[-0.4748821419551526, 0.4710494516532453, 1.1977115170038113]


Compare with the scipy package.

sorted(np.linalg.eigvals(A))

[-0.47491762533140847, 0.471084935029503, 1.1977115170038144]


## 5.7. $$QR$$ and PCA¶

There are interesting connections between the $$QR$$ decomposition and principal components analysis (PCA).

Here are some.

1. Let $$X'$$ be a $$k \times n$$ random matrix where the $$j$$th column is a random draw from $${\mathcal N}(\mu, \Sigma)$$ where $$\mu$$ is $$k \times 1$$ vector of means and $$\Sigma$$ is a $$k \times k$$ covariance matrix. We want $$n > > k$$ – this is an “econometrics example”.

2. Form $$X' = Q R$$ where $$Q$$ is $$k \times k$$ and $$R$$ is $$k \times n$$.

3. Form the eigenvalues of $$R R'$$, i.e., we’ll compute $$R R' = \tilde P \Lambda \tilde P'$$.

4. Form $$X' X = Q \tilde P \Lambda \tilde P' Q'$$ and compare it with the eigen decomposition $$X'X = P \hat \Lambda P'$$.

5. It will turn out that that $$\Lambda = \hat \Lambda$$ and that $$P = Q \tilde P$$.

Let’s verify conjecture 5 with some Python code.

Start by simulating a random $$\left(n, k\right)$$ matrix $$X$$.

k = 5
n = 1000

# generate some random moments
𝜇 = np.random.random(size=k)
C = np.random.random((k, k))
Σ = C.T @ C

# X is random matrix where each column follows multivariate normal dist.
X = np.random.multivariate_normal(𝜇, Σ, size=n)

X.shape

(1000, 5)


Let’s apply the QR decomposition to $$X^{\prime}$$.

Q, R = adjust_sign(*QR_Decomposition(X.T))


Check the shapes of $$Q$$ and $$R$$.

Q.shape, R.shape

((5, 5), (5, 1000))


Now we can construct $$R R^{\prime}=\tilde{P} \Lambda \tilde{P}^{\prime}$$ and form an eigen decomposition.

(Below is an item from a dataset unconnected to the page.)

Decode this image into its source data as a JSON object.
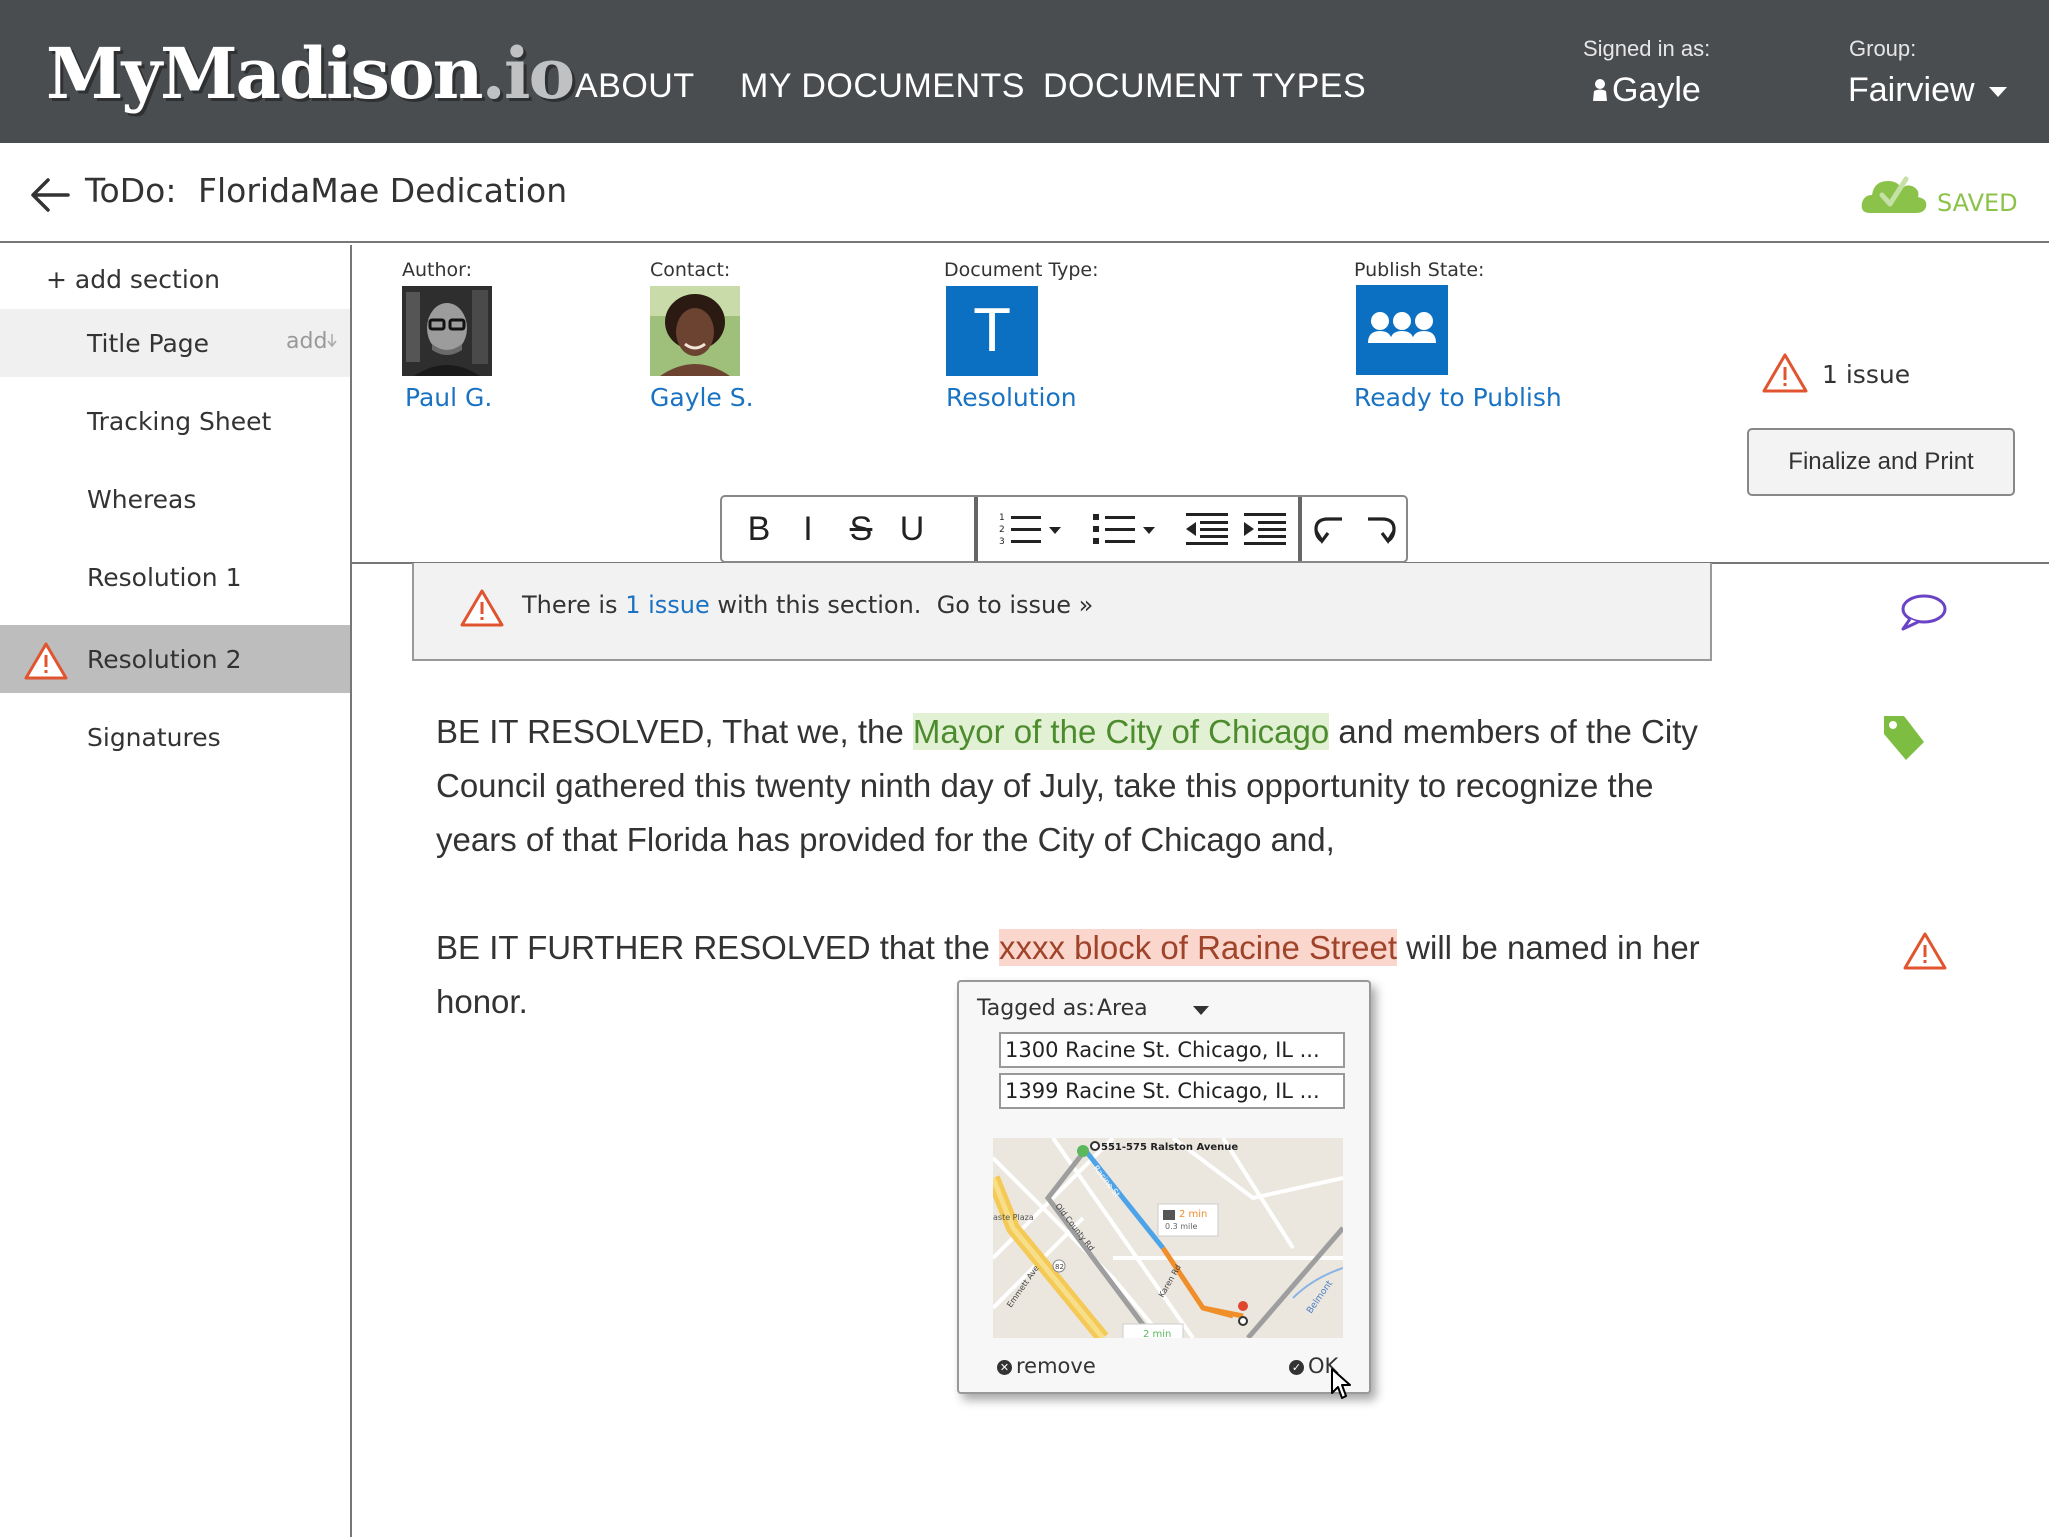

RR = R @ R.T

𝜆, P_tilde = np.linalg.eigh(RR)
Λ = np.diag(𝜆)


We can also apply the decomposition to $$X^{\prime} X=P \hat{\Lambda} P^{\prime}$$.

XX = X.T @ X

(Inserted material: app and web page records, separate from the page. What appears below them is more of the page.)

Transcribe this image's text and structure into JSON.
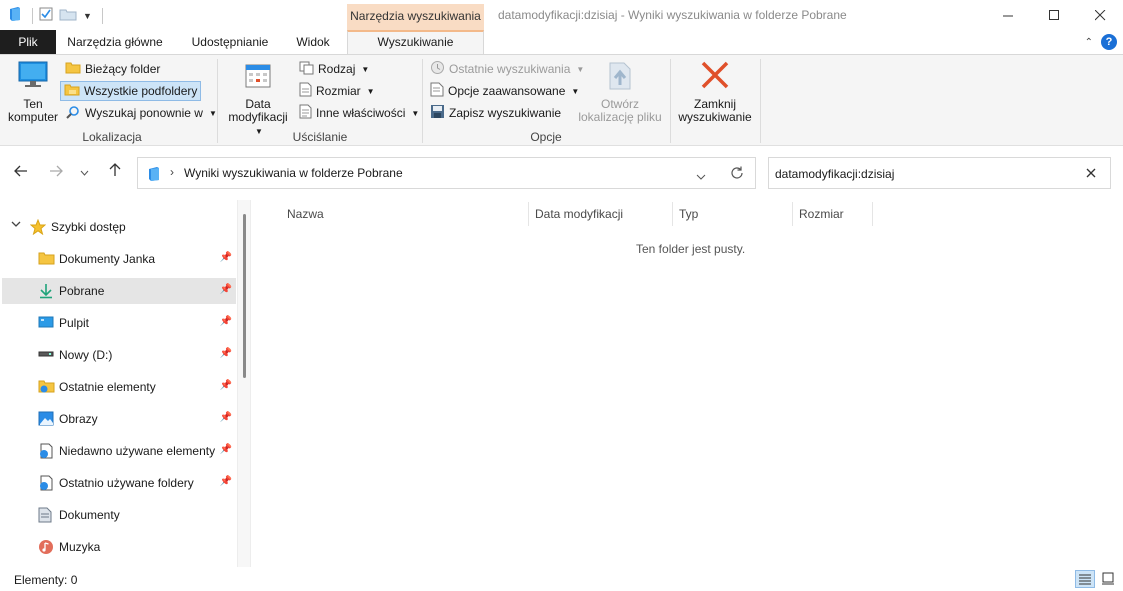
{
  "titlebar": {
    "context_tab": "Narzędzia wyszukiwania",
    "window_title": "datamodyfikacji:dzisiaj - Wyniki wyszukiwania w folderze Pobrane"
  },
  "tabs": {
    "file": "Plik",
    "home": "Narzędzia główne",
    "share": "Udostępnianie",
    "view": "Widok",
    "search": "Wyszukiwanie"
  },
  "ribbon": {
    "location": {
      "label": "Lokalizacja",
      "this_pc": [
        "Ten",
        "komputer"
      ],
      "current_folder": "Bieżący folder",
      "all_subfolders": "Wszystkie podfoldery",
      "search_again": "Wyszukaj ponownie w"
    },
    "refine": {
      "label": "Uściślanie",
      "date_modified": [
        "Data",
        "modyfikacji"
      ],
      "kind": "Rodzaj",
      "size": "Rozmiar",
      "other_props": "Inne właściwości"
    },
    "options": {
      "label": "Opcje",
      "recent_searches": "Ostatnie wyszukiwania",
      "advanced_options": "Opcje zaawansowane",
      "save_search": "Zapisz wyszukiwanie",
      "open_location": [
        "Otwórz",
        "lokalizację pliku"
      ]
    },
    "close": {
      "close_search": [
        "Zamknij",
        "wyszukiwanie"
      ]
    }
  },
  "address": {
    "path": "Wyniki wyszukiwania w folderze Pobrane"
  },
  "search": {
    "value": "datamodyfikacji:dzisiaj"
  },
  "navpane": {
    "quick_access": "Szybki dostęp",
    "items": [
      {
        "label": "Dokumenty Janka",
        "icon": "folder-icon"
      },
      {
        "label": "Pobrane",
        "icon": "download-icon"
      },
      {
        "label": "Pulpit",
        "icon": "desktop-icon"
      },
      {
        "label": "Nowy (D:)",
        "icon": "drive-icon"
      },
      {
        "label": "Ostatnie elementy",
        "icon": "recent-folder-icon"
      },
      {
        "label": "Obrazy",
        "icon": "pictures-icon"
      },
      {
        "label": "Niedawno używane elementy",
        "icon": "recent-items-icon"
      },
      {
        "label": "Ostatnio używane foldery",
        "icon": "recent-folders-icon"
      },
      {
        "label": "Dokumenty",
        "icon": "documents-icon"
      },
      {
        "label": "Muzyka",
        "icon": "music-icon"
      }
    ]
  },
  "content": {
    "columns": [
      "Nazwa",
      "Data modyfikacji",
      "Typ",
      "Rozmiar"
    ],
    "empty_text": "Ten folder jest pusty."
  },
  "status": {
    "count": "Elementy: 0"
  },
  "colors": {
    "accent_blue": "#1a6fd6",
    "context_tab_bg": "#f9dcc4",
    "close_red": "#e0502a",
    "folder_yellow": "#f5c542",
    "selection_bg": "#cde4f7"
  }
}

𝜆_hat, P = np.linalg.eigh(XX)
Λ_hat = np.diag(𝜆_hat)


Compare the eigenvalues which are on the diagnoals of $$\Lambda$$ and $$\hat{\Lambda}$$.

𝜆, 𝜆_hat

(array([  68.90214312,  145.86806842,  591.96391962,  601.83214463,
8069.86440951]),
array([  68.90214312,  145.86806842,  591.96391962,  601.83214463,
8069.86440951]))


Let’s compare $$P$$ and $$Q \tilde{P}$$.

Again we need to be careful about sign differences between the columns of $$P$$ and $$Q\tilde{P}$$.

QP_tilde = Q @ P_tilde

np.abs(P @ diag_sign(P) - QP_tilde @ diag_sign(QP_tilde)).max()

1.570028829167569e-13


Let’s verify that $$X^{\prime}X$$ can be decomposed as $$Q \tilde{P} \Lambda \tilde{P}^{\prime} Q^{\prime}$$.

QPΛPQ = Q @ P_tilde @ Λ @ P_tilde.T @ Q.T

np.abs(QPΛPQ - XX).max()

1.0459189070388675e-11